● **What to do**: Find how many lines below hold "JSON", and give that number as the entire answer.

(App and web page records)
□ □ □ □ □
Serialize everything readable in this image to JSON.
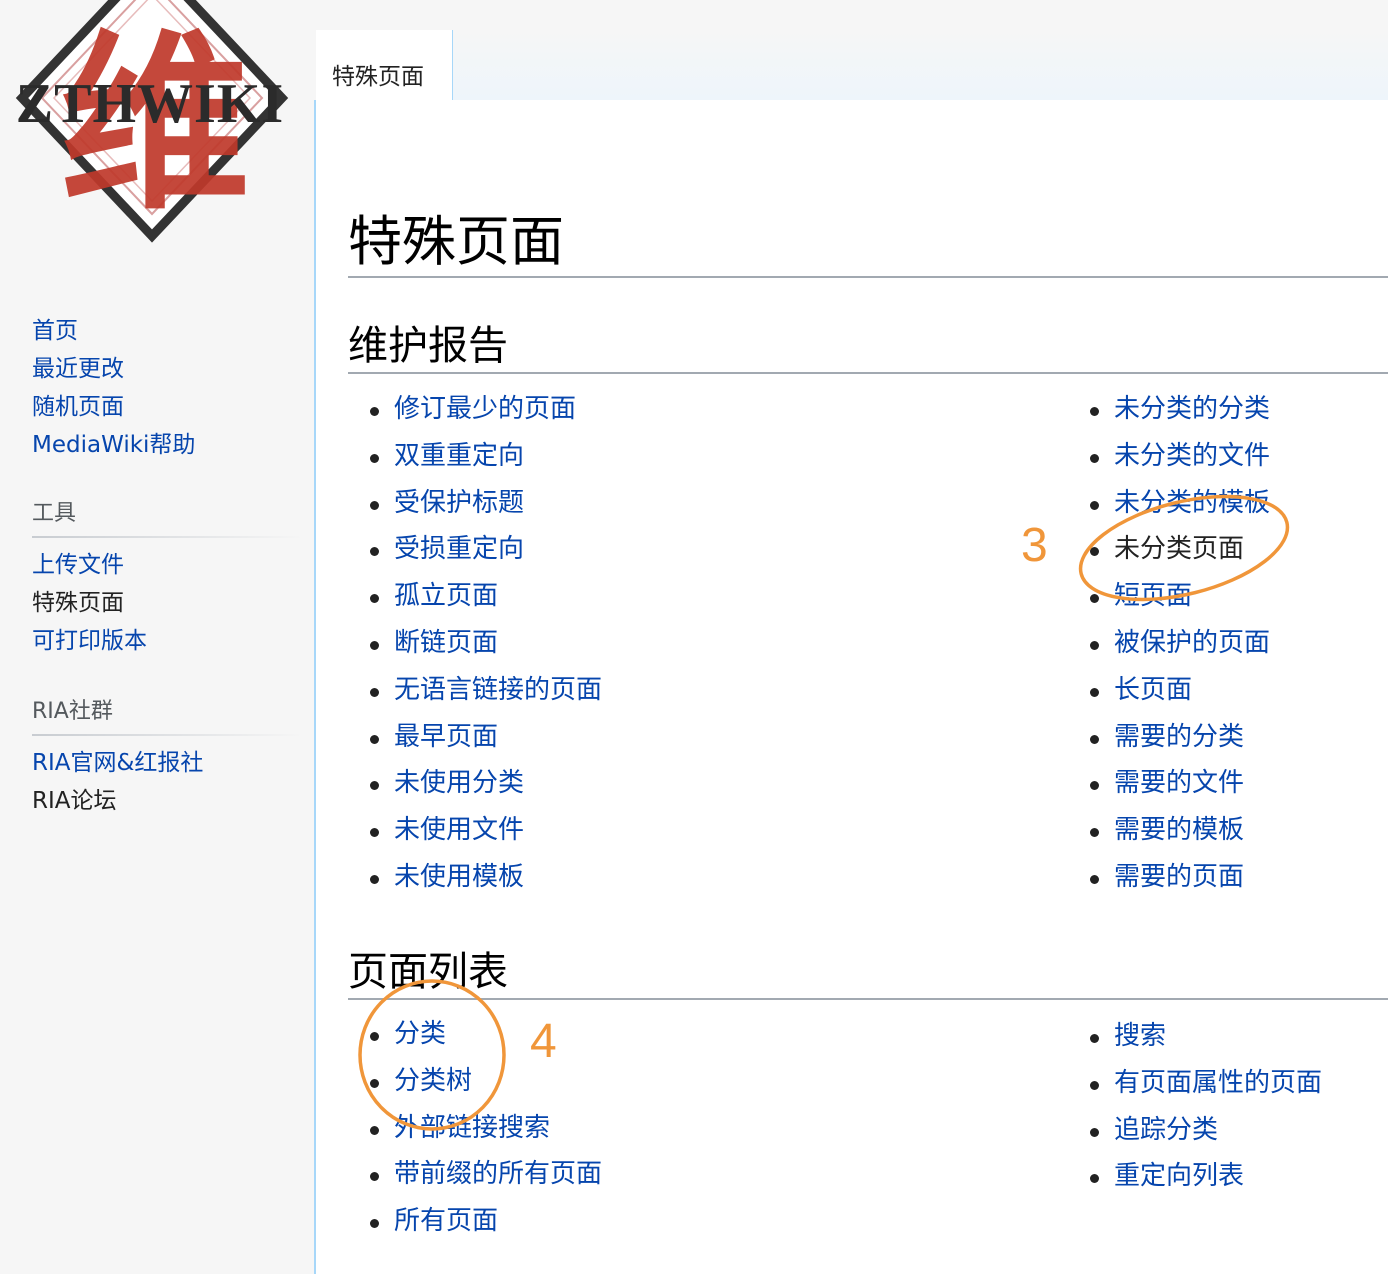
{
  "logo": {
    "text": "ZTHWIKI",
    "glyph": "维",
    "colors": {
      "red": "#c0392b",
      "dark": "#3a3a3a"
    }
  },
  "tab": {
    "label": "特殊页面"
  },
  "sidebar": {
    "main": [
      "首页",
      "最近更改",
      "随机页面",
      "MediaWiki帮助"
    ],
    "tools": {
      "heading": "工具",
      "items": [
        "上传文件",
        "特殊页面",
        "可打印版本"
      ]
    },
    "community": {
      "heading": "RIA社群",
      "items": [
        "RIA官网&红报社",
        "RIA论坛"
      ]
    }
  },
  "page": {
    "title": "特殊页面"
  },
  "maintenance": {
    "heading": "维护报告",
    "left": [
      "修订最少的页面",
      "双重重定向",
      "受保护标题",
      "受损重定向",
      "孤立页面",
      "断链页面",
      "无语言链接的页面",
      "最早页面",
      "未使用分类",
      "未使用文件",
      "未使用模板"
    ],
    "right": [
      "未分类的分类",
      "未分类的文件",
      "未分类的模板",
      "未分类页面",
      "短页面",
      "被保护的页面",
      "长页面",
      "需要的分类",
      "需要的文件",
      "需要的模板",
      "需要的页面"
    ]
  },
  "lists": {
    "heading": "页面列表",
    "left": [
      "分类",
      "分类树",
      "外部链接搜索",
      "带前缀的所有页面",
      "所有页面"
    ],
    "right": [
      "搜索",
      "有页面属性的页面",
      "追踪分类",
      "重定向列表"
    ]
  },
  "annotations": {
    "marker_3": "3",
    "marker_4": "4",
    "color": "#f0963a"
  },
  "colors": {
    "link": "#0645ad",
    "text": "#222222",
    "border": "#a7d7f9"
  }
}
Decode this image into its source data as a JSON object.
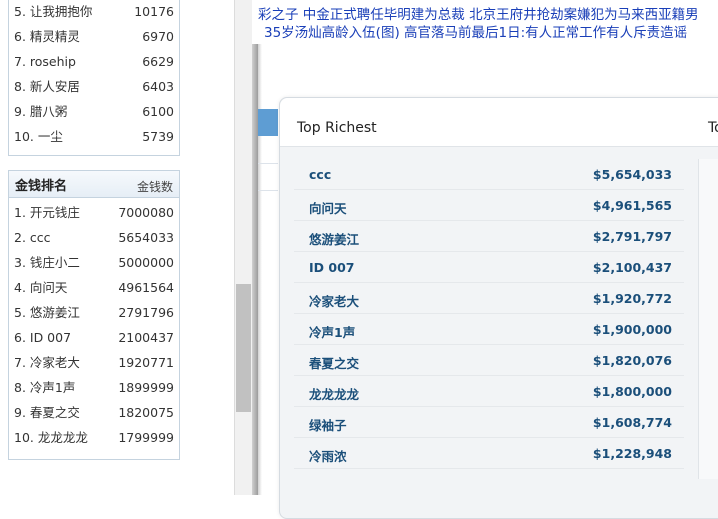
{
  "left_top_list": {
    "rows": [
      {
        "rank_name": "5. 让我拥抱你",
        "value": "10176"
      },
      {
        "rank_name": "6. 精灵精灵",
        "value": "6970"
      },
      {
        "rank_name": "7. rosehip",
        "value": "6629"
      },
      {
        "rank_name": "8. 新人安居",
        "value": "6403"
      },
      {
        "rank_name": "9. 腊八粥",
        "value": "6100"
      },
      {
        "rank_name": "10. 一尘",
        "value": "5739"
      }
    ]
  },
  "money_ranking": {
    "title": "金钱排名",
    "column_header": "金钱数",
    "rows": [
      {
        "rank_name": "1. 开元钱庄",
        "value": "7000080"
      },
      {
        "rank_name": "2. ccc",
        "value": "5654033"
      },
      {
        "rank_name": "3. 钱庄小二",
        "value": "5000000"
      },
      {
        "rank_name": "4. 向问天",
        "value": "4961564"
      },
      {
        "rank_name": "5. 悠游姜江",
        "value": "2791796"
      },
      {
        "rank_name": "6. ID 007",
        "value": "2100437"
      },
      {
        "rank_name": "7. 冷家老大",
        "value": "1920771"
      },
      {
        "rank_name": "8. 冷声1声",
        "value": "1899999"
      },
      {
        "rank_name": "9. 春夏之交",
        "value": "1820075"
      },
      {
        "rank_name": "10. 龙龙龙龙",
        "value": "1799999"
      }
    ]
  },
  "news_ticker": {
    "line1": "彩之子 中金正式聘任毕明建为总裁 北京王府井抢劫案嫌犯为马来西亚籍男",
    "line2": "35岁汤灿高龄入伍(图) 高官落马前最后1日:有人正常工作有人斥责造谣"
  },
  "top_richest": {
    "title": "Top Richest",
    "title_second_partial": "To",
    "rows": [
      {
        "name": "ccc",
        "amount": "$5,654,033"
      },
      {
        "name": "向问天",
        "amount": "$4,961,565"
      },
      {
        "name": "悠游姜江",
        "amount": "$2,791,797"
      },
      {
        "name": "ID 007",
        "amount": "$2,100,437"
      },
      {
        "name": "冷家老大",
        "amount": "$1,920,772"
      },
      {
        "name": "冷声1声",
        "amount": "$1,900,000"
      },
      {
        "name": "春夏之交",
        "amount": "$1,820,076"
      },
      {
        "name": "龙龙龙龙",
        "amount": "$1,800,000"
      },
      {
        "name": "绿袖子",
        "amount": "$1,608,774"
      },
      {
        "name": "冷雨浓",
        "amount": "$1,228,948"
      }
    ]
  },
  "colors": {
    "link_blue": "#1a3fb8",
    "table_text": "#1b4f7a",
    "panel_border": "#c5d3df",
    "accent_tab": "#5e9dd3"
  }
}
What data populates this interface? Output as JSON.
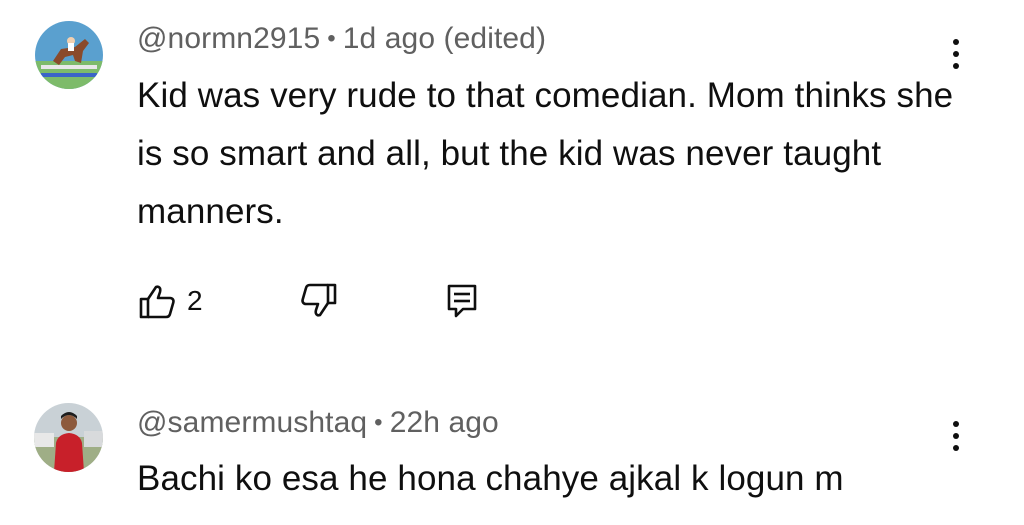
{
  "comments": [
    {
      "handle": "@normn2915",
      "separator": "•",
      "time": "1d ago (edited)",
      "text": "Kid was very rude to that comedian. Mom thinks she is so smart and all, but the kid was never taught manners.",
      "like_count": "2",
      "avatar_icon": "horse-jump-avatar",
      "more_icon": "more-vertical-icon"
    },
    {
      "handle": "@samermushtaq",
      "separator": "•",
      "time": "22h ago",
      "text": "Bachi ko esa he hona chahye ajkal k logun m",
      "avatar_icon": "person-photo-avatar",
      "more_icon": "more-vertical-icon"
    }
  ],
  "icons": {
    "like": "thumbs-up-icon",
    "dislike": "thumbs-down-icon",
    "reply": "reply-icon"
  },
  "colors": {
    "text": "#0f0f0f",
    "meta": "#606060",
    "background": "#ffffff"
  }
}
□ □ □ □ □
● **Task answer**: 3